• _What this task involves_:
The answer must be an exact copy of all the data below.

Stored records

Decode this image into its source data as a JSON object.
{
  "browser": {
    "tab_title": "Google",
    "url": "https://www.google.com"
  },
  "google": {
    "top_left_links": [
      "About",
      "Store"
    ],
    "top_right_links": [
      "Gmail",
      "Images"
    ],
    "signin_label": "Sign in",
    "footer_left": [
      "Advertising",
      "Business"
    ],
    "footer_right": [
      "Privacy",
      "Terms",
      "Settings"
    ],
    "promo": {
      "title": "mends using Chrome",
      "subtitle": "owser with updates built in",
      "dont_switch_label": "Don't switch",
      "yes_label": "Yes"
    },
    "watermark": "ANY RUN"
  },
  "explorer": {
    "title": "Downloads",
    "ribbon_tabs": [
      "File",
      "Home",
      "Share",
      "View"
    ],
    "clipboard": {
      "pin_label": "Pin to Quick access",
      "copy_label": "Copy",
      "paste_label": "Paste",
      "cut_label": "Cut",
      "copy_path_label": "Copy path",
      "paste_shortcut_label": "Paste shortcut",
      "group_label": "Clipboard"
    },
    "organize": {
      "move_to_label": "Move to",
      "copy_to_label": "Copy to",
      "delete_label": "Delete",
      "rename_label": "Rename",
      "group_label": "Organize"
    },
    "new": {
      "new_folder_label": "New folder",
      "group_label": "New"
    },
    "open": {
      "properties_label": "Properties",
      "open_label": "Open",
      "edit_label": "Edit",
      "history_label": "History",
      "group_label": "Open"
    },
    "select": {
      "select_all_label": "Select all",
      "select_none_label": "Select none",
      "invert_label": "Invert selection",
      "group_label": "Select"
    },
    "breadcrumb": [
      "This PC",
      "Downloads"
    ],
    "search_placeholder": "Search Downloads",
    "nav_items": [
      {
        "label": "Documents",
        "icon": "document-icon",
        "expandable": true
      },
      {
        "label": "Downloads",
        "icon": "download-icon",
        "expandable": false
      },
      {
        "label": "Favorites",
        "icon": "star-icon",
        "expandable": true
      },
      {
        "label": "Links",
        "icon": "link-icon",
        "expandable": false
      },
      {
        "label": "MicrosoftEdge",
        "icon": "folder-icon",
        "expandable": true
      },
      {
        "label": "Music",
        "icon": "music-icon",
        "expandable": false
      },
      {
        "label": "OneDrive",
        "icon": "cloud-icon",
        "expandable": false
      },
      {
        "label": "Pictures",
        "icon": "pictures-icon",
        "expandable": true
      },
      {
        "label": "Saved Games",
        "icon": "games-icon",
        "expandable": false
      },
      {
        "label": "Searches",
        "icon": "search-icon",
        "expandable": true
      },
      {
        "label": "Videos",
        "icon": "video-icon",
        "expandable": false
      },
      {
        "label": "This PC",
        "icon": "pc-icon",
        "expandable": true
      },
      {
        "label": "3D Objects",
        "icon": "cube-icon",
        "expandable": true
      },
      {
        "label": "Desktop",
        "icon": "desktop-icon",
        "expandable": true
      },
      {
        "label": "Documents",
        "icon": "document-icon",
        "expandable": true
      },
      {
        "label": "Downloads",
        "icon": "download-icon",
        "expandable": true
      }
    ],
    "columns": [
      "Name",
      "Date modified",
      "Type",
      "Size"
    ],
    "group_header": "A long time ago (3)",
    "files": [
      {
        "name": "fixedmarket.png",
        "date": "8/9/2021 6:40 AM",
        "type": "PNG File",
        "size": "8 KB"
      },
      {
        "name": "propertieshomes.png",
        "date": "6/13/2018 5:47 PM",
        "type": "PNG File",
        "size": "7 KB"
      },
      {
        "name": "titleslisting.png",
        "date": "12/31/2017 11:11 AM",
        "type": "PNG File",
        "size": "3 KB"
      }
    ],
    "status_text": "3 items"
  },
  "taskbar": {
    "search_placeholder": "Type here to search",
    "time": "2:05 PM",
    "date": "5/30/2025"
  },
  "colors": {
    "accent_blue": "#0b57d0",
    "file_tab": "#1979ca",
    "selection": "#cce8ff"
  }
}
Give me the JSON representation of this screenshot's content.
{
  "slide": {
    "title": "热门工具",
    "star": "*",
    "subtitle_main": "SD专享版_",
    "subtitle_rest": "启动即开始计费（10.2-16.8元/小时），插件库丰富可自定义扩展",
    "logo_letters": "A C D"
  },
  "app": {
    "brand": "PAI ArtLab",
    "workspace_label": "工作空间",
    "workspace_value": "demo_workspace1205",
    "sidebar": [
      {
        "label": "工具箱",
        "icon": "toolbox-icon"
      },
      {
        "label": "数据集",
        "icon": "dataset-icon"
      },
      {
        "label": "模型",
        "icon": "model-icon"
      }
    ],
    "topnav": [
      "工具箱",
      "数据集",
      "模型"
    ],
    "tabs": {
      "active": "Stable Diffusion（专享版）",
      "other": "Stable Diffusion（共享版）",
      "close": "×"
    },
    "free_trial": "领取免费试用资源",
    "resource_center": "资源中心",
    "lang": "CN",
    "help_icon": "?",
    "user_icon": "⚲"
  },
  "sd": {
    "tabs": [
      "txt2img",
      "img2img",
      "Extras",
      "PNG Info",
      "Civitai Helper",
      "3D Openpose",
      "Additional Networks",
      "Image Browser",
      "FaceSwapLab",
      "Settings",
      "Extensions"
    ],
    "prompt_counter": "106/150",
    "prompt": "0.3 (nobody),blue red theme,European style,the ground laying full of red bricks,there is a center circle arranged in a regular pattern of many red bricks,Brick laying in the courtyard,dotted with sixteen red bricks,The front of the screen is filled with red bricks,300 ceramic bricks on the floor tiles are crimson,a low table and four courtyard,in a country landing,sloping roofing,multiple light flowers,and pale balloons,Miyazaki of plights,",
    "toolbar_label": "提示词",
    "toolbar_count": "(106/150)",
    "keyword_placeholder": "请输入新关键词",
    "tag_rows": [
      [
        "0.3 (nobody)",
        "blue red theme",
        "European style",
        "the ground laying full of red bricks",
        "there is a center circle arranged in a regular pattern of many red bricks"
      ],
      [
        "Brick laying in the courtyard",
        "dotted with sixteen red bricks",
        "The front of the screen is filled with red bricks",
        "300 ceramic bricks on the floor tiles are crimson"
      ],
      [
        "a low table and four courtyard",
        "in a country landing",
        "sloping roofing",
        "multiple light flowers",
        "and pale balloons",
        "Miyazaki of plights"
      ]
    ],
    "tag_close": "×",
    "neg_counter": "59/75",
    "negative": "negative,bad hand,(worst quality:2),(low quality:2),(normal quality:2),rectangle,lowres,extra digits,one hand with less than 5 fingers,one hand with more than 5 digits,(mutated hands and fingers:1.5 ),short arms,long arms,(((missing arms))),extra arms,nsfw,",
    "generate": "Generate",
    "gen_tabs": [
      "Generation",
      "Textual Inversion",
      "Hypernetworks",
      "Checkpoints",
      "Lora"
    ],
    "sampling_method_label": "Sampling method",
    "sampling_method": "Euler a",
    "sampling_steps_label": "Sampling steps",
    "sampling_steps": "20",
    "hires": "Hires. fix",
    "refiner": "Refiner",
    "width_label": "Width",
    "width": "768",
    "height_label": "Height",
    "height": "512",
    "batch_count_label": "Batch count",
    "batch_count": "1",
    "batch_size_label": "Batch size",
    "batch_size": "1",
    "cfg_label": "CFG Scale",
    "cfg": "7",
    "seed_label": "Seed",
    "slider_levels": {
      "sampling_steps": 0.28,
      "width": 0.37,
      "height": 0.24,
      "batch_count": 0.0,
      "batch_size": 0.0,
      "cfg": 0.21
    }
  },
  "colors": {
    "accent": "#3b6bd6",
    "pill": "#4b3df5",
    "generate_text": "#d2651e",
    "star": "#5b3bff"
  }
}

• _Reply_:
Decode this image into its source data as a JSON object.
{
  "browser": {
    "tab_title": "Google",
    "url": "https://www.google.com"
  },
  "google": {
    "top_left_links": [
      "About",
      "Store"
    ],
    "top_right_links": [
      "Gmail",
      "Images"
    ],
    "signin_label": "Sign in",
    "footer_left": [
      "Advertising",
      "Business"
    ],
    "footer_right": [
      "Privacy",
      "Terms",
      "Settings"
    ],
    "promo": {
      "title": "mends using Chrome",
      "subtitle": "owser with updates built in",
      "dont_switch_label": "Don't switch",
      "yes_label": "Yes"
    },
    "watermark": "ANY RUN"
  },
  "explorer": {
    "title": "Downloads",
    "ribbon_tabs": [
      "File",
      "Home",
      "Share",
      "View"
    ],
    "clipboard": {
      "pin_label": "Pin to Quick access",
      "copy_label": "Copy",
      "paste_label": "Paste",
      "cut_label": "Cut",
      "copy_path_label": "Copy path",
      "paste_shortcut_label": "Paste shortcut",
      "group_label": "Clipboard"
    },
    "organize": {
      "move_to_label": "Move to",
      "copy_to_label": "Copy to",
      "delete_label": "Delete",
      "rename_label": "Rename",
      "group_label": "Organize"
    },
    "new": {
      "new_folder_label": "New folder",
      "group_label": "New"
    },
    "open": {
      "properties_label": "Properties",
      "open_label": "Open",
      "edit_label": "Edit",
      "history_label": "History",
      "group_label": "Open"
    },
    "select": {
      "select_all_label": "Select all",
      "select_none_label": "Select none",
      "invert_label": "Invert selection",
      "group_label": "Select"
    },
    "breadcrumb": [
      "This PC",
      "Downloads"
    ],
    "search_placeholder": "Search Downloads",
    "nav_items": [
      {
        "label": "Documents",
        "icon": "document-icon",
        "expandable": true
      },
      {
        "label": "Downloads",
        "icon": "download-icon",
        "expandable": false
      },
      {
        "label": "Favorites",
        "icon": "star-icon",
        "expandable": true
      },
      {
        "label": "Links",
        "icon": "link-icon",
        "expandable": false
      },
      {
        "label": "MicrosoftEdge",
        "icon": "folder-icon",
        "expandable": true
      },
      {
        "label": "Music",
        "icon": "music-icon",
        "expandable": false
      },
      {
        "label": "OneDrive",
        "icon": "cloud-icon",
        "expandable": false
      },
      {
        "label": "Pictures",
        "icon": "pictures-icon",
        "expandable": true
      },
      {
        "label": "Saved Games",
        "icon": "games-icon",
        "expandable": false
      },
      {
        "label": "Searches",
        "icon": "search-icon",
        "expandable": true
      },
      {
        "label": "Videos",
        "icon": "video-icon",
        "expandable": false
      },
      {
        "label": "This PC",
        "icon": "pc-icon",
        "expandable": true
      },
      {
        "label": "3D Objects",
        "icon": "cube-icon",
        "expandable": true
      },
      {
        "label": "Desktop",
        "icon": "desktop-icon",
        "expandable": true
      },
      {
        "label": "Documents",
        "icon": "document-icon",
        "expandable": true
      },
      {
        "label": "Downloads",
        "icon": "download-icon",
        "expandable": true
      }
    ],
    "columns": [
      "Name",
      "Date modified",
      "Type",
      "Size"
    ],
    "group_header": "A long time ago (3)",
    "files": [
      {
        "name": "fixedmarket.png",
        "date": "8/9/2021 6:40 AM",
        "type": "PNG File",
        "size": "8 KB"
      },
      {
        "name": "propertieshomes.png",
        "date": "6/13/2018 5:47 PM",
        "type": "PNG File",
        "size": "7 KB"
      },
      {
        "name": "titleslisting.png",
        "date": "12/31/2017 11:11 AM",
        "type": "PNG File",
        "size": "3 KB"
      }
    ],
    "status_text": "3 items"
  },
  "taskbar": {
    "search_placeholder": "Type here to search",
    "time": "2:05 PM",
    "date": "5/30/2025"
  },
  "colors": {
    "accent_blue": "#0b57d0",
    "file_tab": "#1979ca",
    "selection": "#cce8ff"
  }
}
Give me the JSON representation of this screenshot's content.
{
  "slide": {
    "title": "热门工具",
    "star": "*",
    "subtitle_main": "SD专享版_",
    "subtitle_rest": "启动即开始计费（10.2-16.8元/小时），插件库丰富可自定义扩展",
    "logo_letters": "A C D"
  },
  "app": {
    "brand": "PAI ArtLab",
    "workspace_label": "工作空间",
    "workspace_value": "demo_workspace1205",
    "sidebar": [
      {
        "label": "工具箱",
        "icon": "toolbox-icon"
      },
      {
        "label": "数据集",
        "icon": "dataset-icon"
      },
      {
        "label": "模型",
        "icon": "model-icon"
      }
    ],
    "topnav": [
      "工具箱",
      "数据集",
      "模型"
    ],
    "tabs": {
      "active": "Stable Diffusion（专享版）",
      "other": "Stable Diffusion（共享版）",
      "close": "×"
    },
    "free_trial": "领取免费试用资源",
    "resource_center": "资源中心",
    "lang": "CN",
    "help_icon": "?",
    "user_icon": "⚲"
  },
  "sd": {
    "tabs": [
      "txt2img",
      "img2img",
      "Extras",
      "PNG Info",
      "Civitai Helper",
      "3D Openpose",
      "Additional Networks",
      "Image Browser",
      "FaceSwapLab",
      "Settings",
      "Extensions"
    ],
    "prompt_counter": "106/150",
    "prompt": "0.3 (nobody),blue red theme,European style,the ground laying full of red bricks,there is a center circle arranged in a regular pattern of many red bricks,Brick laying in the courtyard,dotted with sixteen red bricks,The front of the screen is filled with red bricks,300 ceramic bricks on the floor tiles are crimson,a low table and four courtyard,in a country landing,sloping roofing,multiple light flowers,and pale balloons,Miyazaki of plights,",
    "toolbar_label": "提示词",
    "toolbar_count": "(106/150)",
    "keyword_placeholder": "请输入新关键词",
    "tag_rows": [
      [
        "0.3 (nobody)",
        "blue red theme",
        "European style",
        "the ground laying full of red bricks",
        "there is a center circle arranged in a regular pattern of many red bricks"
      ],
      [
        "Brick laying in the courtyard",
        "dotted with sixteen red bricks",
        "The front of the screen is filled with red bricks",
        "300 ceramic bricks on the floor tiles are crimson"
      ],
      [
        "a low table and four courtyard",
        "in a country landing",
        "sloping roofing",
        "multiple light flowers",
        "and pale balloons",
        "Miyazaki of plights"
      ]
    ],
    "tag_close": "×",
    "neg_counter": "59/75",
    "negative": "negative,bad hand,(worst quality:2),(low quality:2),(normal quality:2),rectangle,lowres,extra digits,one hand with less than 5 fingers,one hand with more than 5 digits,(mutated hands and fingers:1.5 ),short arms,long arms,(((missing arms))),extra arms,nsfw,",
    "generate": "Generate",
    "gen_tabs": [
      "Generation",
      "Textual Inversion",
      "Hypernetworks",
      "Checkpoints",
      "Lora"
    ],
    "sampling_method_label": "Sampling method",
    "sampling_method": "Euler a",
    "sampling_steps_label": "Sampling steps",
    "sampling_steps": "20",
    "hires": "Hires. fix",
    "refiner": "Refiner",
    "width_label": "Width",
    "width": "768",
    "height_label": "Height",
    "height": "512",
    "batch_count_label": "Batch count",
    "batch_count": "1",
    "batch_size_label": "Batch size",
    "batch_size": "1",
    "cfg_label": "CFG Scale",
    "cfg": "7",
    "seed_label": "Seed",
    "slider_levels": {
      "sampling_steps": 0.28,
      "width": 0.37,
      "height": 0.24,
      "batch_count": 0.0,
      "batch_size": 0.0,
      "cfg": 0.21
    }
  },
  "colors": {
    "accent": "#3b6bd6",
    "pill": "#4b3df5",
    "generate_text": "#d2651e",
    "star": "#5b3bff"
  }
}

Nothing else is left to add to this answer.